Common number bases
No special notation is needed to indicate decimal, since that's how we normally interpret numbers. For example, means .
In digital logic, it is convenient to represent numbers using high and low voltages; We can think of a high voltage as "1" and a low voltage as "0"; allowing us two digits to work with. Thus it is convenient to represent numbers in base 2, which is also called binary.
Binary numbers are sometimes written with a leading "b", as in "b1101", which is another way of writing or .
- In decimal, dividing by 10 and taking the remainder are very easy operations: the quotient is represented by all the digits but the last, while the remainder is represented by the last. Dividing by 100 and other powers of 10 is similarly easy. In some applications, it is useful to be able to easily divide by 16 (or other high powers of 2), and this is easier to do by humans if the numbers are written down in base 16.
- A single hexadecimal digit is a number that can be represented by 4 bits, so it is easier to translate between hexadecimal and binary than it is between other number bases.
In order to represent numbers in hexadecimal, we need digits to represent the numbers between ten and fifteen. People usually use the letters a–f for this purpose, with a standing for 10, b for 11, etc.
Hexadecimal numbers are often prefixed with a "0x". For example, is another way of writing , which is another way of writing .
Octal is another word for base 8. It is useful for the same reasons as hexadecimal notation, although it is less commonly used. Some programming languages allow you to write a number in octal notation by prefixing it with a 0 as in "0172" which (in some contexts) would be interpreted as or .
Ascii and Unicode
Computers are good at processing numbers, but a lot of what we process are strings of characters. By numbering each possible character, we can use Base b interpretation and Base b representation to convert from strings of characters to natural numbers and back.
ASCII and Unicode are two ways to assign a digit to each character. ASCII stands for the "American standard code for information interchange"; it is just a table mapping 128 characters (e.g. 'A', 'B', 'a', 'b', '!', '0', ')', etc) to the base 128 digits.
Unicode is the same idea, except that there are 1,114,112 unicode characters in the table (including things like '∧', '∃', '喂', '😀', '🐱', and '💩'). You can think of unicode as a way to write down numbers in base 1,114,112.

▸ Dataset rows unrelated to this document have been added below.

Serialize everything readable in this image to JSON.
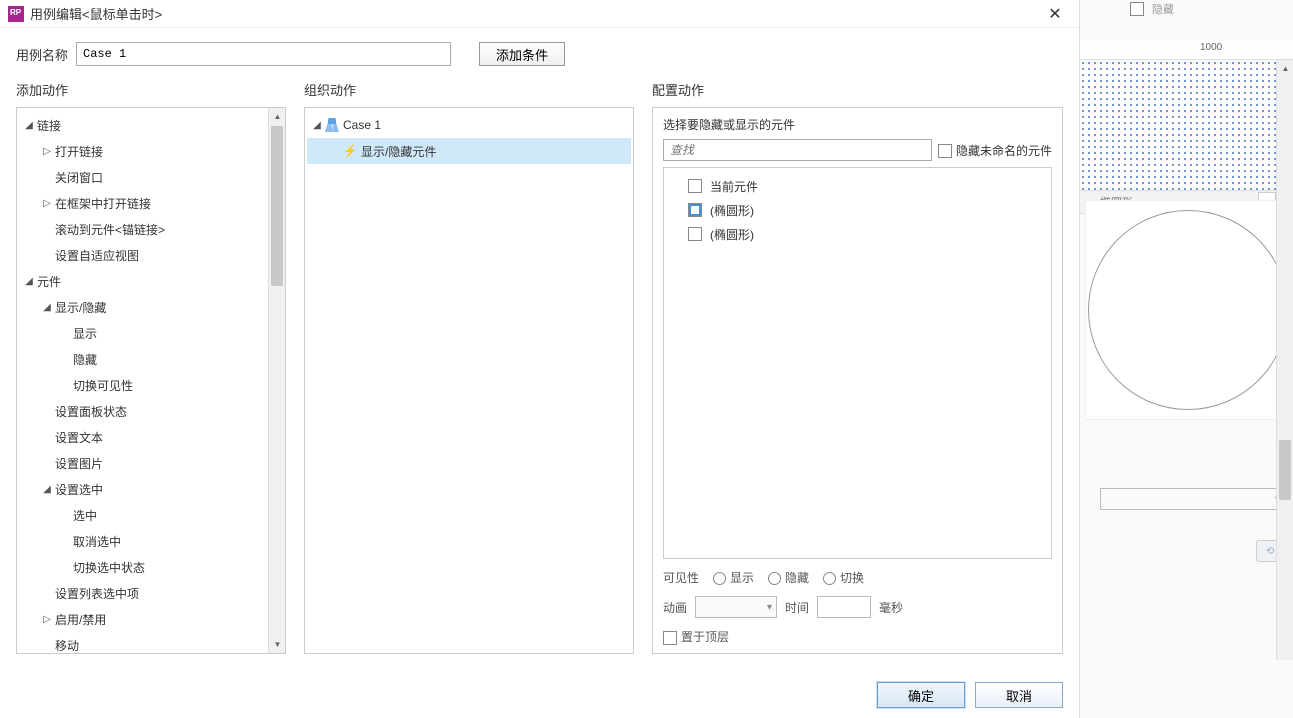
{
  "titlebar": {
    "text": "用例编辑<鼠标单击时>"
  },
  "name_row": {
    "label": "用例名称",
    "value": "Case 1",
    "add_condition": "添加条件"
  },
  "sections": {
    "add_action": "添加动作",
    "organize": "组织动作",
    "configure": "配置动作"
  },
  "add_tree": {
    "links": "链接",
    "open_link": "打开链接",
    "close_window": "关闭窗口",
    "open_in_frame": "在框架中打开链接",
    "scroll_to": "滚动到元件<锚链接>",
    "adaptive": "设置自适应视图",
    "widgets": "元件",
    "show_hide": "显示/隐藏",
    "show": "显示",
    "hide": "隐藏",
    "toggle_vis": "切换可见性",
    "panel_state": "设置面板状态",
    "set_text": "设置文本",
    "set_image": "设置图片",
    "set_selected": "设置选中",
    "select": "选中",
    "deselect": "取消选中",
    "toggle_sel": "切换选中状态",
    "list_select": "设置列表选中项",
    "enable_disable": "启用/禁用",
    "move": "移动"
  },
  "org_tree": {
    "case": "Case 1",
    "action": "显示/隐藏元件"
  },
  "configure": {
    "pick_title": "选择要隐藏或显示的元件",
    "search_placeholder": "查找",
    "hide_unnamed": "隐藏未命名的元件",
    "items": {
      "current": "当前元件",
      "ellipse1": "(椭圆形)",
      "ellipse2": "(椭圆形)"
    },
    "visibility_label": "可见性",
    "vis_show": "显示",
    "vis_hide": "隐藏",
    "vis_toggle": "切换",
    "anim_label": "动画",
    "time_label": "时间",
    "ms_label": "毫秒",
    "bring_front": "置于顶层"
  },
  "footer": {
    "ok": "确定",
    "cancel": "取消"
  },
  "bg": {
    "ruler_1000": "1000",
    "tab_label": "椭圆形",
    "hidden_label": "隐藏"
  }
}
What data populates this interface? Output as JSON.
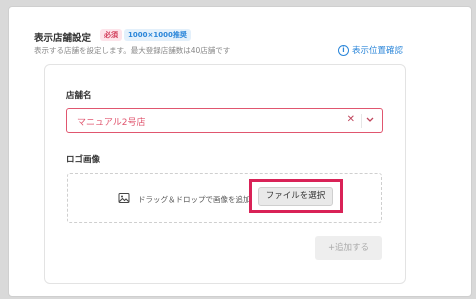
{
  "header": {
    "title": "表示店舗設定",
    "required_badge": "必須",
    "size_badge": "1000×1000推奨",
    "subtitle": "表示する店舗を設定します。最大登録店舗数は40店舗です",
    "location_link": "表示位置確認"
  },
  "store_field": {
    "label": "店舗名",
    "value": "マニュアル2号店"
  },
  "logo_field": {
    "label": "ロゴ画像",
    "drop_text": "ドラッグ＆ドロップで画像を追加",
    "file_button": "ファイルを選択"
  },
  "add_button": "+追加する",
  "colors": {
    "accent_red": "#e0566f",
    "link_blue": "#2b86d9",
    "highlight": "#d92257"
  }
}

Because base b representation is a bijection (since every number has a base b representation and the base b representation is unique), we will simply treat strings as numbers and vice-versa without paying much more attention to it.